Sarsaparilla as a remedy lor debility and
neuralgia resulting from malarial exposure
tn the iirin)-. I was In a very tiad cpmll-
tlon, hut six bottles of the Sarsaparilla,
with occasional doses ol Ayer's FIIU, have
greatly Improved my health. I am now
able to work, and leel that I cannot say
too much for your excellent remedies."—
K, A. I’Inkham, South Moliuicus, Me.
“ I have suffered for years from n low
condltluii ot the blood and general delill-
Ity, ami have had sui'h severe paliis In my
back and shouUlers that It was Impossllilc
at times to do any work. I was greatly
helped by a few botllos ol Ayer’s Sarsa
parilla, nud take every opportunity to
s|ieak of my cure to those who are afflicted
as I wits.’’—Wllltam I*. Stearns, U Free st,
“Ayer’s Sarsaparilla has n well-deserved
reputation In this locality for restoring to
healthy, vigorous action the vital organs
of the b(Hly when they have become weak
ened or exhausted. 1 have used It In my
family for this purpose, especially after
the system had become depleted from
malarial attacks.”—Charles C. Hamilton,
“After yearsol experience as a druggist,
during which time I have seen, handled,
and heard ol blood-purlften almost with
out number, I can conscientiously say that,
lor genuine merit, I regard Ayer’s Sarsa
parilla .IS without a rival. This medieinu
has always Inspired and deserved conH-
dence. and at no time has It ever had so
great a hold upon tlie public as at the
present day ."—George Unnett, Dlspenslnj;
Chemist, 40 Sherman ave., Newark, N. J.
‘ Ayer's Sarsaiwrllla, for building up the general health, stands at tho head ol the
list.’’—Janies M. Williams, M. 1).. Sumner, Ark.
“1 have lor many years recommended Ayer's Sarsaparilla as being superior to all other
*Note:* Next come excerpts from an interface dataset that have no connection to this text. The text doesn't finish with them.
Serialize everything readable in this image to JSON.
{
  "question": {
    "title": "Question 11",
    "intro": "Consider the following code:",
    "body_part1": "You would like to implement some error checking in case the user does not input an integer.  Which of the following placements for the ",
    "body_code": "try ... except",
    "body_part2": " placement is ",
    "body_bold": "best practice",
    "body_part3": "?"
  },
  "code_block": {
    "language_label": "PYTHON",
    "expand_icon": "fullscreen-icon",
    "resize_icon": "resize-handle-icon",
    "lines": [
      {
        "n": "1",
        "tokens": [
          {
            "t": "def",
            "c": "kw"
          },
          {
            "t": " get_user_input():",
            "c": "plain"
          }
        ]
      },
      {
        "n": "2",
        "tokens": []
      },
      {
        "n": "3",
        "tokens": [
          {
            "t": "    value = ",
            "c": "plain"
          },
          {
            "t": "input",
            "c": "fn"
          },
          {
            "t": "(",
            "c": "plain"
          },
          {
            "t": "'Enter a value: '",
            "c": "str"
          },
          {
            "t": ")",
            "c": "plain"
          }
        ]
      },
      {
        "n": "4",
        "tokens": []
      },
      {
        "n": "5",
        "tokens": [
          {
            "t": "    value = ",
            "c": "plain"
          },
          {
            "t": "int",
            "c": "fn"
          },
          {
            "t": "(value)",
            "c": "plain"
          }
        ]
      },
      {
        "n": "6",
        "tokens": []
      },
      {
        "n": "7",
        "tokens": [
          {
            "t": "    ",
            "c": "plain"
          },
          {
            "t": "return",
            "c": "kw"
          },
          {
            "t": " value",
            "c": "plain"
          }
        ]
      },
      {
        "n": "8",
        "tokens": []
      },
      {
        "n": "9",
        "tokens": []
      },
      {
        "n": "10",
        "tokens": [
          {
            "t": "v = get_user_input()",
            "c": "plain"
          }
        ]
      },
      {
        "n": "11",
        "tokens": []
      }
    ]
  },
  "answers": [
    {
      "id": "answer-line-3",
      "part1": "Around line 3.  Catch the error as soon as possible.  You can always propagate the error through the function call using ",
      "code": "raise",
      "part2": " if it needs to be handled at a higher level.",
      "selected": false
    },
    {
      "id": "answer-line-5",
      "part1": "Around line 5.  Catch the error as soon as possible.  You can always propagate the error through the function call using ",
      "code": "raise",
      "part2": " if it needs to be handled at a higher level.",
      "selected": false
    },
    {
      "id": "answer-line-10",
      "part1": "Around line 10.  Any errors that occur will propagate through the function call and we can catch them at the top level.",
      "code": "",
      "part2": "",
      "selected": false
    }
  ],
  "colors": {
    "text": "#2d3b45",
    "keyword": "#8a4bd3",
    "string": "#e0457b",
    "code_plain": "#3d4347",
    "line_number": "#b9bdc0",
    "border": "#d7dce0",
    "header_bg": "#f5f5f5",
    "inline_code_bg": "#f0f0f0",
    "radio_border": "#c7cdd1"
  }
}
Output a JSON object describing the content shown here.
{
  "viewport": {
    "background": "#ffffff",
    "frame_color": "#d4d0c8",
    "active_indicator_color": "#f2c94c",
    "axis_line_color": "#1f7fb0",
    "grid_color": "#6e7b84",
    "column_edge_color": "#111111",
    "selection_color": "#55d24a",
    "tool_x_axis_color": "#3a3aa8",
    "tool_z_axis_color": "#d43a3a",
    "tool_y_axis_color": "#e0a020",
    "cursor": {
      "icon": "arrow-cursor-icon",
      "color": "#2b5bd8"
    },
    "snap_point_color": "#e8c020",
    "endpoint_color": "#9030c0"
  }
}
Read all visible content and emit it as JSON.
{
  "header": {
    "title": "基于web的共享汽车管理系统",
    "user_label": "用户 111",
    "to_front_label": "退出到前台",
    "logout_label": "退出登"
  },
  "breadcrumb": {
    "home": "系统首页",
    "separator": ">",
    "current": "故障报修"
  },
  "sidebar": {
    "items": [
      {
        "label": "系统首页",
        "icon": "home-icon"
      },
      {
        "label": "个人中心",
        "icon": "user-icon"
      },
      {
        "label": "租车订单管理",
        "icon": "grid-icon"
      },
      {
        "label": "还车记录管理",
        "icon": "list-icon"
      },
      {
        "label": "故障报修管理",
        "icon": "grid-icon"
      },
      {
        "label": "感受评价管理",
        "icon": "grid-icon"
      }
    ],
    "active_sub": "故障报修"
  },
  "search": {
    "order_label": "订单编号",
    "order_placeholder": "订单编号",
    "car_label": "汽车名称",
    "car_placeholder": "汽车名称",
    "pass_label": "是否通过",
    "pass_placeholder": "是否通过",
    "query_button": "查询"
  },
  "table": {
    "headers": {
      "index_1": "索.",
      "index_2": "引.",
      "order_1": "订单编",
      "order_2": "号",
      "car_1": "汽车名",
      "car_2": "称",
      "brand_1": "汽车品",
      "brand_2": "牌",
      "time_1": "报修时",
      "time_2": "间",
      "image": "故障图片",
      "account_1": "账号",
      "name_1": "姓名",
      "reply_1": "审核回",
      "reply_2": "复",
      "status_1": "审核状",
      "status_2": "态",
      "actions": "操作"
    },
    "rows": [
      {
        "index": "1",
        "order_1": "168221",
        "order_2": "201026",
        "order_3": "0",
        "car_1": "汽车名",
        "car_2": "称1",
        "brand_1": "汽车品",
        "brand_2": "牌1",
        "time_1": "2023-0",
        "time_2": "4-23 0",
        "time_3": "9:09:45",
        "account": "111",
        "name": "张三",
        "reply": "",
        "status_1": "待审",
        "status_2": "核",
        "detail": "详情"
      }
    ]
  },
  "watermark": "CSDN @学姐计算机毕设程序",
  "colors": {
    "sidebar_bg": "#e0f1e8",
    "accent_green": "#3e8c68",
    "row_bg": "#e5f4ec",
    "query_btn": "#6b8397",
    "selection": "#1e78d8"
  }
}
blowl-purtfiers.”—Abram Llvezey, M. 1>., Vardley, l‘a,
Prepared by DR. J. C, AYER & CO., Lowell, Mass. Sold by all Druggists.
Has Cured Others, Will Cure You.
WOODWORTH’8 FLORIDA WA-
—New Line of— '
Just Receired 150 Litien writing
Tablets, which I'll sell
at a small
SS m g
o -5 S
Stag lirand Prepared
Pure Hliite Lead ft
I’ll sell paints at a
very small margin.
Cover Your BuildinGs with
N. A. HALDE RMAN& OO’S.IRON
Jan 1 Im.
^ . Send all oiden to
J. NOBFLIBT BARSI8S,
Panacea Sprioga, N. C.
Wholesale and Retail
^ Dealer and General
Makes aspeoialtjr of
Fitting apoeUclea and
MTCash paid tn old
gold and ailfor.
A nice line of
Always on hand for
aale CHEAP, Watches
sent me by mail will be
eareftilly repaired and
NEW ADVBBTISBMENfS. .
mi POE Si
Farm Land adopted to the culti
4LL Kiflos or
Within one mile of the corporate
75 ACEES CLEAEED.
4 (}ooD t/ouse Jt/lo OuTf/ousBS.
mil et wtlwt
A Stream of water runs through
In good”state of cultivation.
Eowjino T. Cluuk,
Real Estate Agent, '